* **Available data**:
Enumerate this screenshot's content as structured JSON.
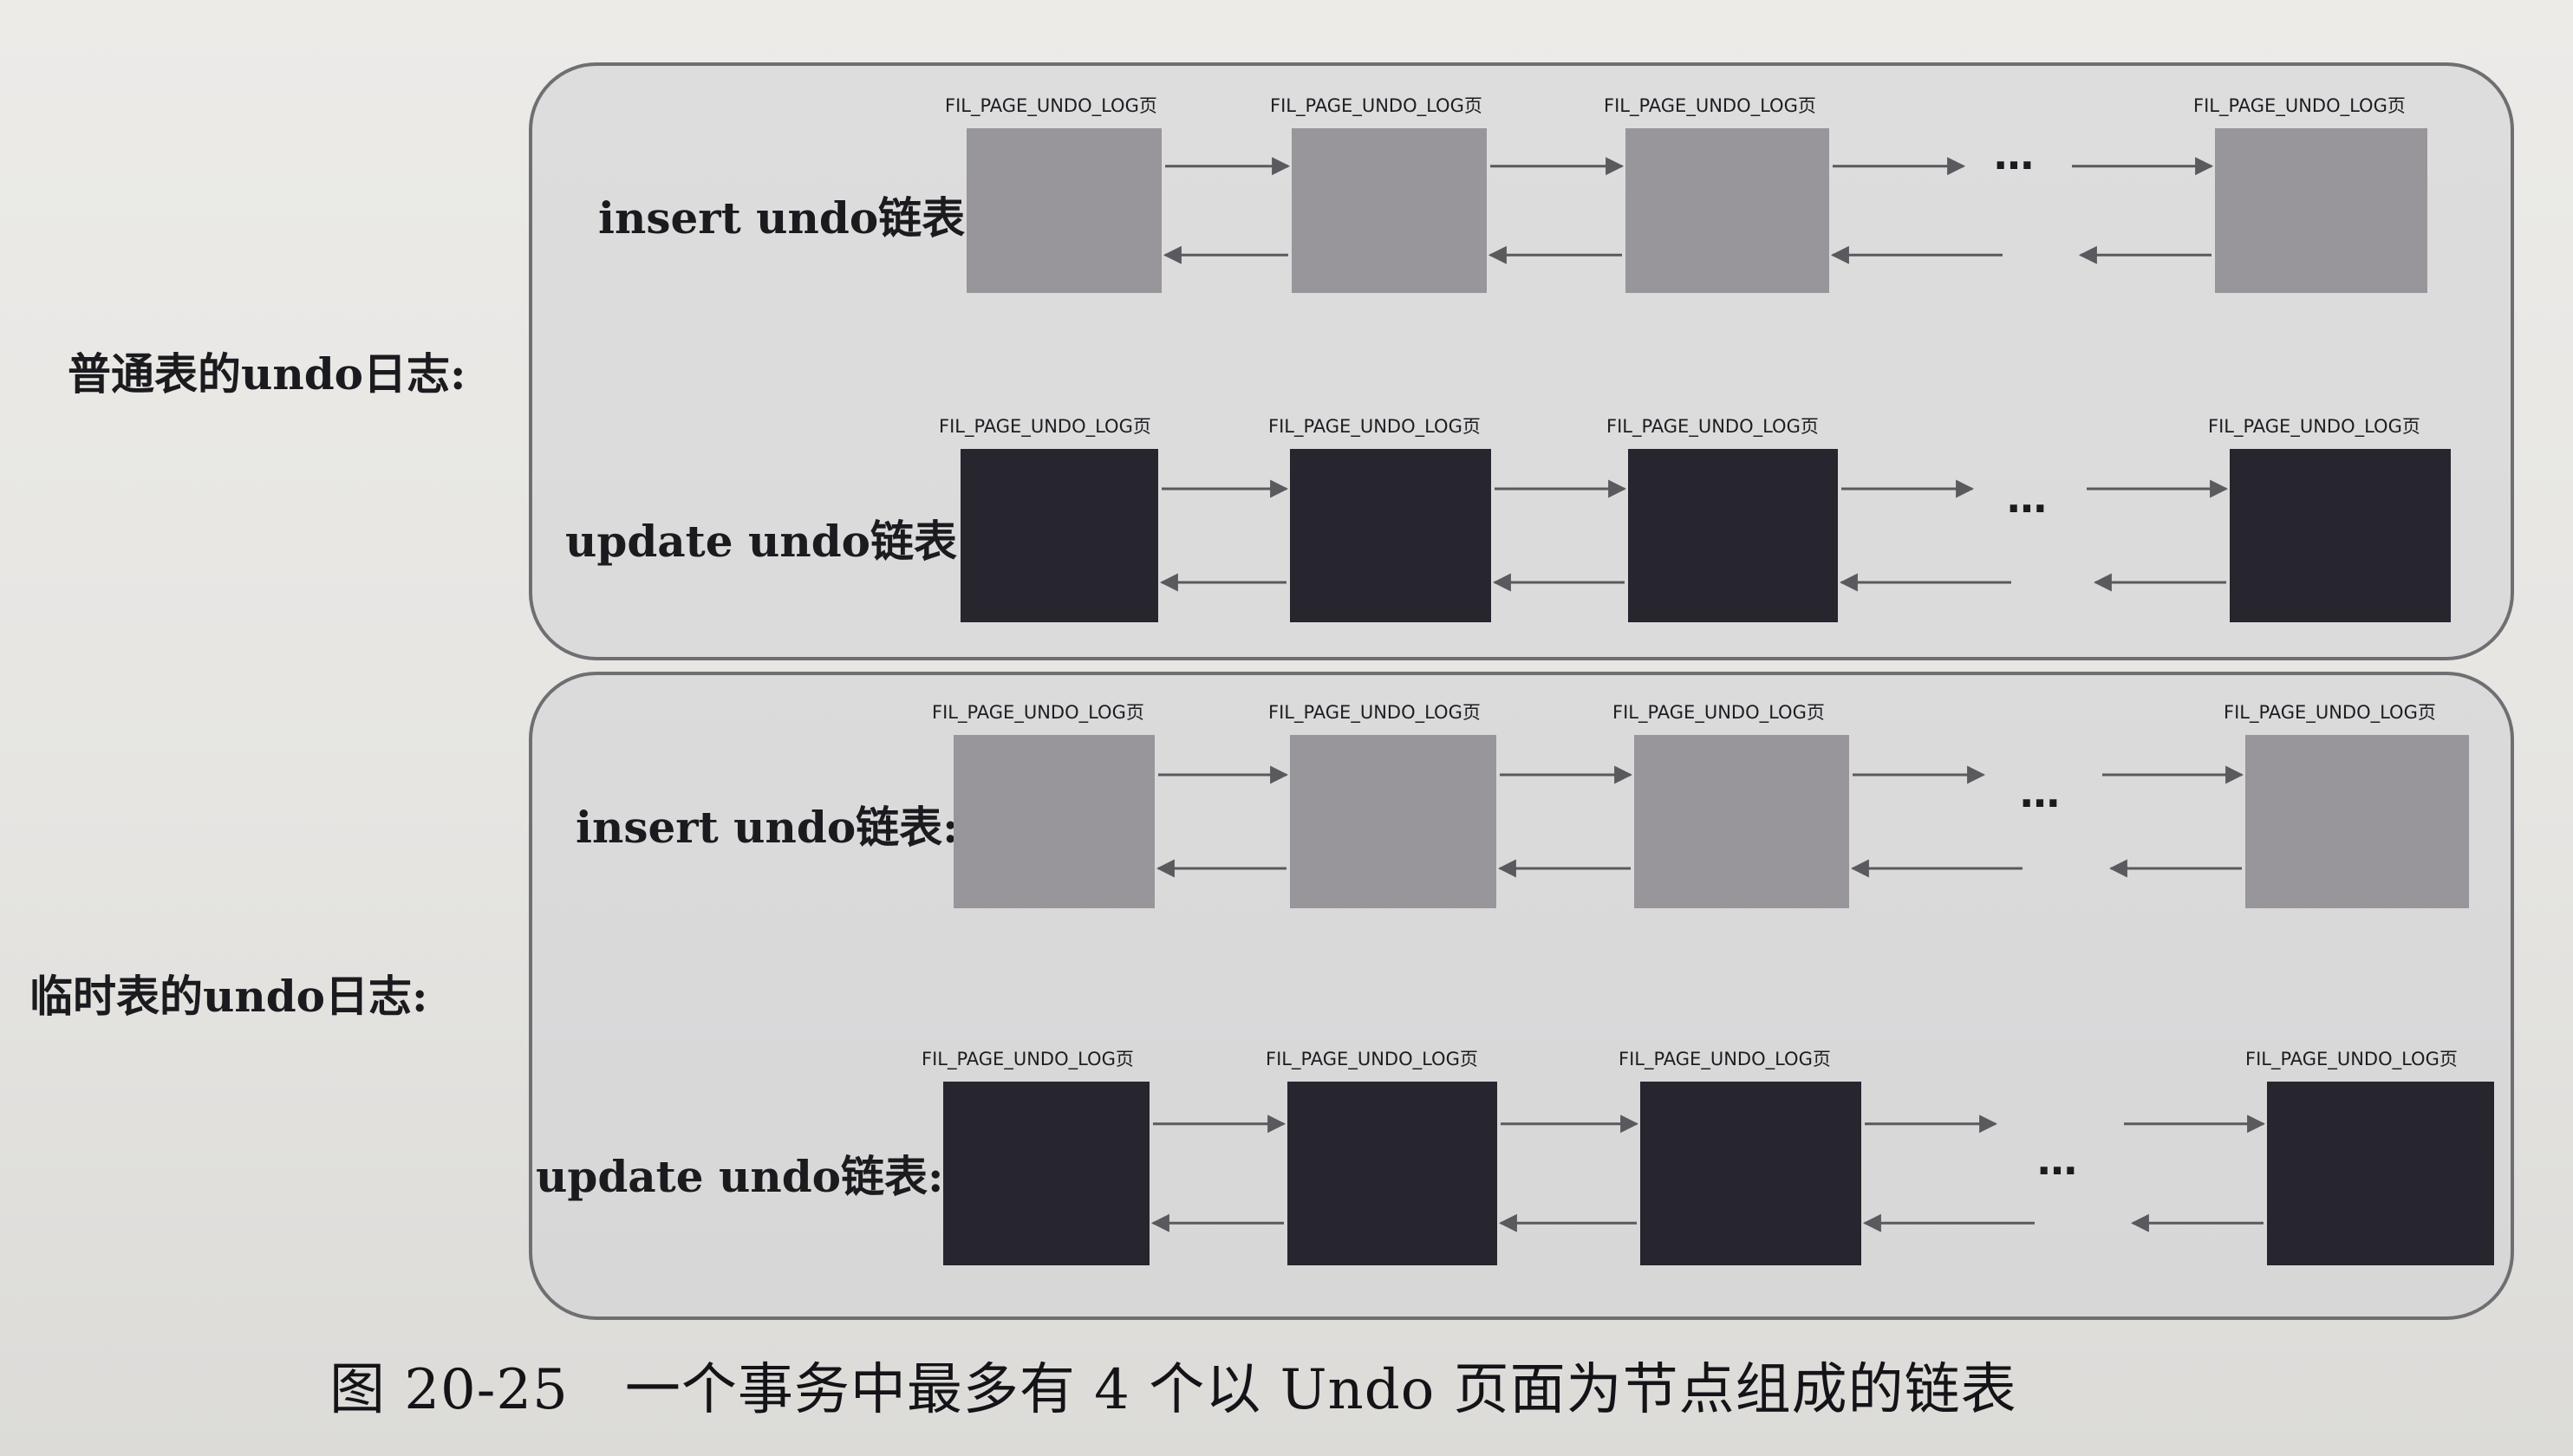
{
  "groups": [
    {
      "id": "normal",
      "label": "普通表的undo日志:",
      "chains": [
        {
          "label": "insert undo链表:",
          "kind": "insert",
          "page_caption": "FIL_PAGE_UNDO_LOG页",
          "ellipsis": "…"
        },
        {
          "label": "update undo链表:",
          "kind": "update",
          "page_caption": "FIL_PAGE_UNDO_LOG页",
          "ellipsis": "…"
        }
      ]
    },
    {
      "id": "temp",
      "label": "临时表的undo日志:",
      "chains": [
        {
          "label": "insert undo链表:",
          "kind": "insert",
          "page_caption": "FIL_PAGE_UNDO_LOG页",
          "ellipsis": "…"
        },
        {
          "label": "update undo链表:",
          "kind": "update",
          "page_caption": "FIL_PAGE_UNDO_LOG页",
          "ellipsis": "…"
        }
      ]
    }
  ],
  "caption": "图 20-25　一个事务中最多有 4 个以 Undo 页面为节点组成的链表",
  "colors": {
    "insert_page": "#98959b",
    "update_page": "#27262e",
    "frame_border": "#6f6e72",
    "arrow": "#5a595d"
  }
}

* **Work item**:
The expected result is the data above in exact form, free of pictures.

* **Solution for this exercise**:
Enumerate this screenshot's content as structured JSON.
{
  "groups": [
    {
      "id": "normal",
      "label": "普通表的undo日志:",
      "chains": [
        {
          "label": "insert undo链表:",
          "kind": "insert",
          "page_caption": "FIL_PAGE_UNDO_LOG页",
          "ellipsis": "…"
        },
        {
          "label": "update undo链表:",
          "kind": "update",
          "page_caption": "FIL_PAGE_UNDO_LOG页",
          "ellipsis": "…"
        }
      ]
    },
    {
      "id": "temp",
      "label": "临时表的undo日志:",
      "chains": [
        {
          "label": "insert undo链表:",
          "kind": "insert",
          "page_caption": "FIL_PAGE_UNDO_LOG页",
          "ellipsis": "…"
        },
        {
          "label": "update undo链表:",
          "kind": "update",
          "page_caption": "FIL_PAGE_UNDO_LOG页",
          "ellipsis": "…"
        }
      ]
    }
  ],
  "caption": "图 20-25　一个事务中最多有 4 个以 Undo 页面为节点组成的链表",
  "colors": {
    "insert_page": "#98959b",
    "update_page": "#27262e",
    "frame_border": "#6f6e72",
    "arrow": "#5a595d"
  }
}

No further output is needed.